A convicted drug-supplier turned successful brewery owner has been given more time to pay off his £3.2 million debt, it has been ruled.
Julian de Vere Whiteway-Wilkinson, owner and co-founder of the London Fields Brewery, was sentenced to 12 years in jail in 2004 along with three others for conspiring to supply cocaine to a clientele that included celebrities, City traders and music industry figures.
He was later ordered to hand back his £2.1 million criminal profit with interest to the taxpayer.
However, District Judge Elizabeth Roscoe has allowed him to defer repayment until well into 2015 at the earliest.
Westminster Magistrates’ Court heard yesterday that Whiteway-Wilkinson had paid less than half the debt despite facing up to eight years in prison for non-payment.
The decision followed a plea by his barrister, Gavin Irwin, who said Whiteway-Wilkinson’s brewery was “heading” towards success and likely to be earning millions of pounds in the next two years, allowing his client to clear his debt to the taxpayer.
Irwin said: “The business is still in its infancy and every pound that is taken now makes it less likely to succeed. What we are asking is that the court doesn’t take any more money for a year or 18 months.”
The judge emphasised that Whiteway-Wilkinson would have to repay a “significant lump sum” within six months.

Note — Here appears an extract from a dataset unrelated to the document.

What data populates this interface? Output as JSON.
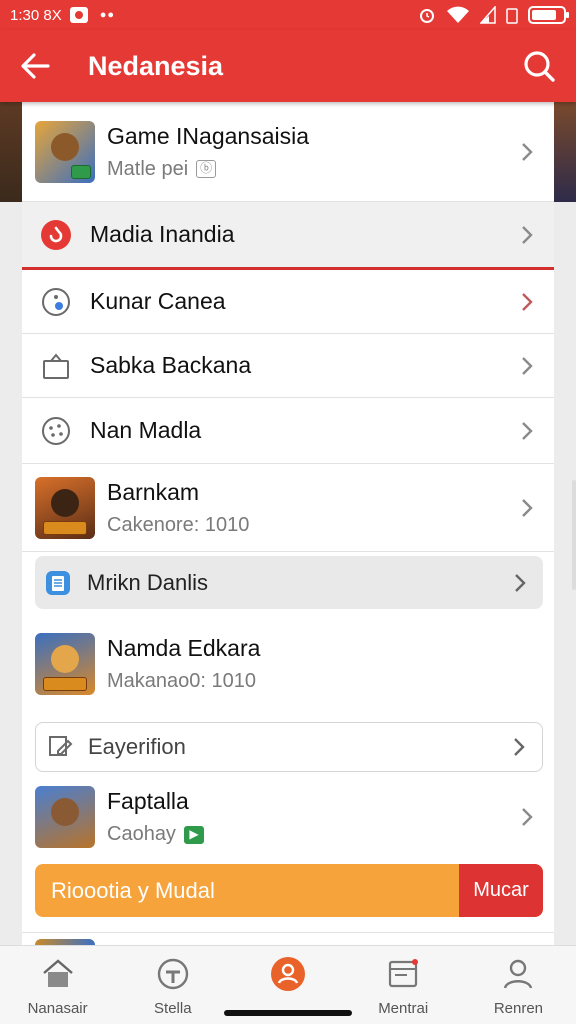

She said: “To put it bluntly, the court is less concerned with providing Whiteway-Wilkinson with a long-term career than it is with getting the money in.”
Roscoe added that promises of future payments were often not fulfilled and wanted to see evidence of London Fields’ ownership and set-up.
After being told that Whiteway-Wilkinson shared ownership of the brewery with his wife, she commented: “We have many people who come here showing assets that have suddenly gone to their partner or a dominant shareholding in a company that becomes less dominant. The court wants to see some reassurance that this is not suddenly going to disappear into the ether.”
Whiteway-Wilkinson’s family in Devon was under the impression that he was a party planner but had no idea what kind of parties he had been planning.
The trained pilot had been using a house in Hoxton to film cocaine-fuelled parties with naked women for his friends before his conviction in 2004.